“What will you do now?” asks Rei.
“In prison, you mean?” she asks, jingling the handcuff on her wrist.
“We both know you’ll have broken out within a month. I hope you’ll keep your nose clean this time.”
Vermouth laughs, a silvery sound. “That was very officer-like of you. In fact, I might retire. Spend some time on the beach. I deserve it.”
Rei snorts, and reaches out to turn on a movie.
He meets Jodie Starling briefly in Washington.
“Akai’s on the mend,” he tells her. Her eyes widen.
“What do you mean?”
“He’s started to regain some feeling in his feet. The doctors think the swelling is finally receding. It’s too early to know for sure, but he may be walking soon.”
“I can’t believe he didn’t call me!” she hisses, already pulling out her phone. But it’s the middle of the night in Japan, and she thinks better of calling him. She looks to Rei and pokes a finger in his chest. “You’d better not be bothering him.”
“Perish the thought,” he says, smiling, and walks away.
Despite the several days that have passed, most of his time has been spent thinking about how to keep Vermouth in custody. He hasn’t had much time to spare for himself – for Akai.
The truth is, he doesn’t know what he wants. He’s always put himself second and his work first. Has never considered what he might want from a lover. He just knows he lives life at a fast pace – he despises boredom.
With Akai, he would certainly never be bored.
He remembers the smell of cigarette smoke, and with it the warmth of Akai’s smile. The way his own heart had skipped at the sight of it. The sadness in the fact that love felt so utterly foreign.
What would it be like, he wonders, not to be alone. Not to be driven entirely by hate and vengeance, but by love.
He wants to find out.
He’s been awake for nearly 24 hours, and while that’s not a hardship he’s still a little groggy. He parks and gets out, trying to focus on where he’s leaving his car. Then he enters the hospital and heads for Akai’s floor.
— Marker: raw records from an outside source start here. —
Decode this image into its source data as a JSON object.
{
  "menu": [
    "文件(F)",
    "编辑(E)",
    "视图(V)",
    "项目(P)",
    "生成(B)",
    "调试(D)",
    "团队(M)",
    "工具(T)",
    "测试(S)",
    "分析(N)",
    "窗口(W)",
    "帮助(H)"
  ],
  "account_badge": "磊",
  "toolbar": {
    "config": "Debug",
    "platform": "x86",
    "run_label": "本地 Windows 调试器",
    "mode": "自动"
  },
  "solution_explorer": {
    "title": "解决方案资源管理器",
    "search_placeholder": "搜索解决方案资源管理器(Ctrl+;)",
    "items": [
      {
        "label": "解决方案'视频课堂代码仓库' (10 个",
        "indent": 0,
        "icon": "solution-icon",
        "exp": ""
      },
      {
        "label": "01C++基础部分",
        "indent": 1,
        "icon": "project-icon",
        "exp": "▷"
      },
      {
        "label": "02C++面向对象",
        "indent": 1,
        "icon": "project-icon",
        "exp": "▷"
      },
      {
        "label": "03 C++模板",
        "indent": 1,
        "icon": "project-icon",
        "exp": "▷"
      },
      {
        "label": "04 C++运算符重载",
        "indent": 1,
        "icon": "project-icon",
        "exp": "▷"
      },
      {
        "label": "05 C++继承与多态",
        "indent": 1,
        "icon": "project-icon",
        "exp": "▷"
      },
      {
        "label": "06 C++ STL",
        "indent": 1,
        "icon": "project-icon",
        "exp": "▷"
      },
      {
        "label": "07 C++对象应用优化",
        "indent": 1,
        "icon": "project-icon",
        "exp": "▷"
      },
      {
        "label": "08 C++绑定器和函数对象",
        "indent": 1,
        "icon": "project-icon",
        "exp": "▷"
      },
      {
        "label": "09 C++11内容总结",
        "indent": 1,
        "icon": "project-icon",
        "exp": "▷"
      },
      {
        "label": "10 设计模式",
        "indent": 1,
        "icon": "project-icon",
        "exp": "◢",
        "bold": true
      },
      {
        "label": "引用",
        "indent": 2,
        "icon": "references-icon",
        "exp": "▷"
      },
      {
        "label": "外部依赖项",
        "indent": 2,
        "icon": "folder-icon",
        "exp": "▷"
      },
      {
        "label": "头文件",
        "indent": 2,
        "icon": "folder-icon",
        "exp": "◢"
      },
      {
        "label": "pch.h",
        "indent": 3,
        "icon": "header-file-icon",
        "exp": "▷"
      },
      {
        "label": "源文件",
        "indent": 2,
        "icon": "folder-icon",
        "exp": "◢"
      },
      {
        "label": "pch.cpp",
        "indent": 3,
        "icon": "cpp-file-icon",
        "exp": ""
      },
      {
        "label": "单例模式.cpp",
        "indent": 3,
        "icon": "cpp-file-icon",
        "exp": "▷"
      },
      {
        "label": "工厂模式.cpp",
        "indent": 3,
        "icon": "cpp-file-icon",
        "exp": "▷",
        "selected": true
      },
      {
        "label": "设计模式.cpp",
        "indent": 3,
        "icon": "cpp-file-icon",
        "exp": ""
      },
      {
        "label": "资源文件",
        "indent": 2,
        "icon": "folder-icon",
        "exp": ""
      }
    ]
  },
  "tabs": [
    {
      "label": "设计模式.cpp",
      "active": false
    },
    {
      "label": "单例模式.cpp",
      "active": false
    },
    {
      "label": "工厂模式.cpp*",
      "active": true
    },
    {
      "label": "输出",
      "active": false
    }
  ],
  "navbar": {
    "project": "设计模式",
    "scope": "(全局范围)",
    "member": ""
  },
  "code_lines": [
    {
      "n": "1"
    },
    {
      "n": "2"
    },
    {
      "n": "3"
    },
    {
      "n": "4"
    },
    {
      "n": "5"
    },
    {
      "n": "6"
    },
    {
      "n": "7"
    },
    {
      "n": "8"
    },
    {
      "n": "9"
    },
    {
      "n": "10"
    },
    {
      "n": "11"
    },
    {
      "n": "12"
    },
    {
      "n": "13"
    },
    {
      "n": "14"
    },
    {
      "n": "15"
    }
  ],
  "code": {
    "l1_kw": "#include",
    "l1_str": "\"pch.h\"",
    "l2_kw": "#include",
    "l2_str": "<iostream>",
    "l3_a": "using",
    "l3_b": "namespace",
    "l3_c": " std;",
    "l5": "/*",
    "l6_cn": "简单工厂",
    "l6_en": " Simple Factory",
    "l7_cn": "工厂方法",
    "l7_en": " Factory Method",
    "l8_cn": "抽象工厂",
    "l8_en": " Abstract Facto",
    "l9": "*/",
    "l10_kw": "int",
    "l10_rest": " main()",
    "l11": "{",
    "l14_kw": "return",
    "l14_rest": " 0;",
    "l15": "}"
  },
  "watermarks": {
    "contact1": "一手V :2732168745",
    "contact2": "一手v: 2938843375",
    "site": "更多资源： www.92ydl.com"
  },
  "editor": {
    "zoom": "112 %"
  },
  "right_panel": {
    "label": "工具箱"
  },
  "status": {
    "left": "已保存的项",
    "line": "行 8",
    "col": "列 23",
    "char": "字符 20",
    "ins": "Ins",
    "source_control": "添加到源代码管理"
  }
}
The day shift nurses don’t know him, but they nod pleasantly as he passes through. He comes to Akai’s door and knocks, then opens it.
Akai’s sitting in his wheelchair at the side of his bed, some two meters from the door. He looks up when Rei enters and smiles – not sharply, not wolfishly, but softly.
Something in Rei’s heart melts at the sight. “Akai…”
He watches in shock as Akai pushes himself slowly to his feet, then takes one, two, three shaky steps across the distance between them.
His legs give out just before he gets to Rei; Rei snaps forward and catches him, pulling him close and holding him in a tight embrace. He smells of cigarette smoke and aftershave.
“You came back,” says Akai, quietly.
“Of course I came back, moron. Who knows what kind of trouble you’d get up to without me around. You said it yourself: I’m the one you need to take down the Organization. Well there’s still a lot of work left, so now that you’re back on your feet you’d better start preparing. There’s files to gather and briefing notes to write and evidence to be collected, and then there will be the court cases and that will take –”
Akai straightens himself, hands catching Rei’s shoulders, and kisses him.
“For the time being,” he says, when they slip apart, Rei’s heart pounding like a drum in his chest, “let’s just focus on us.”